──────── The records

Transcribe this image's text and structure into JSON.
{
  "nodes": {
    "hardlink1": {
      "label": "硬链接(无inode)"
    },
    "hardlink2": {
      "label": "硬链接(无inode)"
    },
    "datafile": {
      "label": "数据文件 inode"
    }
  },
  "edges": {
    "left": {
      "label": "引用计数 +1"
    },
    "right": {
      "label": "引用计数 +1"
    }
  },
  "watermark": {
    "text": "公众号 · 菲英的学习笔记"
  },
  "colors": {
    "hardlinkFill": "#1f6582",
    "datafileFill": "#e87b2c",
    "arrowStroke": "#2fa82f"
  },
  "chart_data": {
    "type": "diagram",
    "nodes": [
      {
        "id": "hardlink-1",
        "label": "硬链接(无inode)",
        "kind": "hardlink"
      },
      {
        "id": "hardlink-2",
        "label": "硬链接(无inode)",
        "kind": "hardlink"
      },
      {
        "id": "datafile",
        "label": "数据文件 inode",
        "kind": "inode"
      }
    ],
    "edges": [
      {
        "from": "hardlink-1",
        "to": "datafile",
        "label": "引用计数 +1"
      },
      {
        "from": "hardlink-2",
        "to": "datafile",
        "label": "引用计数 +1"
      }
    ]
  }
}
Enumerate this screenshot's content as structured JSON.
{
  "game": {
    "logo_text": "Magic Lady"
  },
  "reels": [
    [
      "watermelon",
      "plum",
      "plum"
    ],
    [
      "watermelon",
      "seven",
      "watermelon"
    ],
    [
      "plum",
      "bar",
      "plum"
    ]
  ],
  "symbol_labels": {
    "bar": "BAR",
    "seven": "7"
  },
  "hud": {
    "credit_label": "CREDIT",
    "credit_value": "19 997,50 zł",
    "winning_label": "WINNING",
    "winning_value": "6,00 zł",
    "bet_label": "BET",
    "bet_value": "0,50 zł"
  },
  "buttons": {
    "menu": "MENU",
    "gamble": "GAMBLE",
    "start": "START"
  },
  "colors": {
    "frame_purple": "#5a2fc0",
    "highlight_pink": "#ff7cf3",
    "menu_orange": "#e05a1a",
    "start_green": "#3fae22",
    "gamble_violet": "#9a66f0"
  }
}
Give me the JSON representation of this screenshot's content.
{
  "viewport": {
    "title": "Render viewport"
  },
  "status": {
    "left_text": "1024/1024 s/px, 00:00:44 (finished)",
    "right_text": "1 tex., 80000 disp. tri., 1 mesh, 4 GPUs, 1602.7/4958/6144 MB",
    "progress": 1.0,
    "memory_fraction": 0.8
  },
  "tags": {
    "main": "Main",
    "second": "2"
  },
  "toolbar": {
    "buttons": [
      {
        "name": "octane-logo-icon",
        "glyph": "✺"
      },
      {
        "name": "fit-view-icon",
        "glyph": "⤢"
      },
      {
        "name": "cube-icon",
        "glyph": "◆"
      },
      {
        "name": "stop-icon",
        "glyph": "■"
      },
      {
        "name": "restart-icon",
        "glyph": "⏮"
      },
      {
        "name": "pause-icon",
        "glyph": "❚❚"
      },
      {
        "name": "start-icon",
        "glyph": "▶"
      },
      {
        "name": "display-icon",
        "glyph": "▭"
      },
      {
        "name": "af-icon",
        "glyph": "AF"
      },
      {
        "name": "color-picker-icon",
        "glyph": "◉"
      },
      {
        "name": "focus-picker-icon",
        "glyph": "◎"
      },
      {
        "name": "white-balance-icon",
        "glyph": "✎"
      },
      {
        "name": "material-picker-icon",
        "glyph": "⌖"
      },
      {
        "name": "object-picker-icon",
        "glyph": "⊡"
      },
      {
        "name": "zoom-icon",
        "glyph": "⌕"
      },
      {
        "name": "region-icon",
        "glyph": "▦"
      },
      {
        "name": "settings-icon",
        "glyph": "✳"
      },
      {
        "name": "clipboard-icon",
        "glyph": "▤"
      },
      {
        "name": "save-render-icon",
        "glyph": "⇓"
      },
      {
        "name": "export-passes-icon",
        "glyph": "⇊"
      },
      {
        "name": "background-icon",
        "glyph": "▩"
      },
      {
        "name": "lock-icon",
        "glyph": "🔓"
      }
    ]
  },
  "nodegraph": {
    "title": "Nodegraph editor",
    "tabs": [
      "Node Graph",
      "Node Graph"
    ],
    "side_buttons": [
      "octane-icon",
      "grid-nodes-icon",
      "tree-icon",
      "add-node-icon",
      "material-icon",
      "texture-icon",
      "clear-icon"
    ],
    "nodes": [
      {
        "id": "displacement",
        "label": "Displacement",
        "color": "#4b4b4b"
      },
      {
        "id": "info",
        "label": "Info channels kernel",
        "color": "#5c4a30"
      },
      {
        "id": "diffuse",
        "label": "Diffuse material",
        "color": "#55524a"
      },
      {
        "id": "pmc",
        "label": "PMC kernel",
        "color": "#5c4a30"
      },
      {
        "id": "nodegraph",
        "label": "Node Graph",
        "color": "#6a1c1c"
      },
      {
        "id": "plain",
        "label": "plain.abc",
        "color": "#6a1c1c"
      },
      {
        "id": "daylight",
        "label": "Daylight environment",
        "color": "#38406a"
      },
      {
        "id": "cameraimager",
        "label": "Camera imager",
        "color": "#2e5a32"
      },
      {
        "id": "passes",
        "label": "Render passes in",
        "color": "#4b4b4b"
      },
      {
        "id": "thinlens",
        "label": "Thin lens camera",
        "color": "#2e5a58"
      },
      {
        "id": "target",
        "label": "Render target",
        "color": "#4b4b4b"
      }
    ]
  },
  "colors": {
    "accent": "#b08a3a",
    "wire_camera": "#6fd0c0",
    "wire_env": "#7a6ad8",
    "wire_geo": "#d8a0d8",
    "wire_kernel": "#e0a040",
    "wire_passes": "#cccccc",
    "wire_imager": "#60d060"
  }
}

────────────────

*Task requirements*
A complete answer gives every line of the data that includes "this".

*Finished exercise*
Transcribe this image's text and structure into JSON.
Enumerate this screenshot's content as structured JSON.
Give me the JSON representation of this screenshot's content.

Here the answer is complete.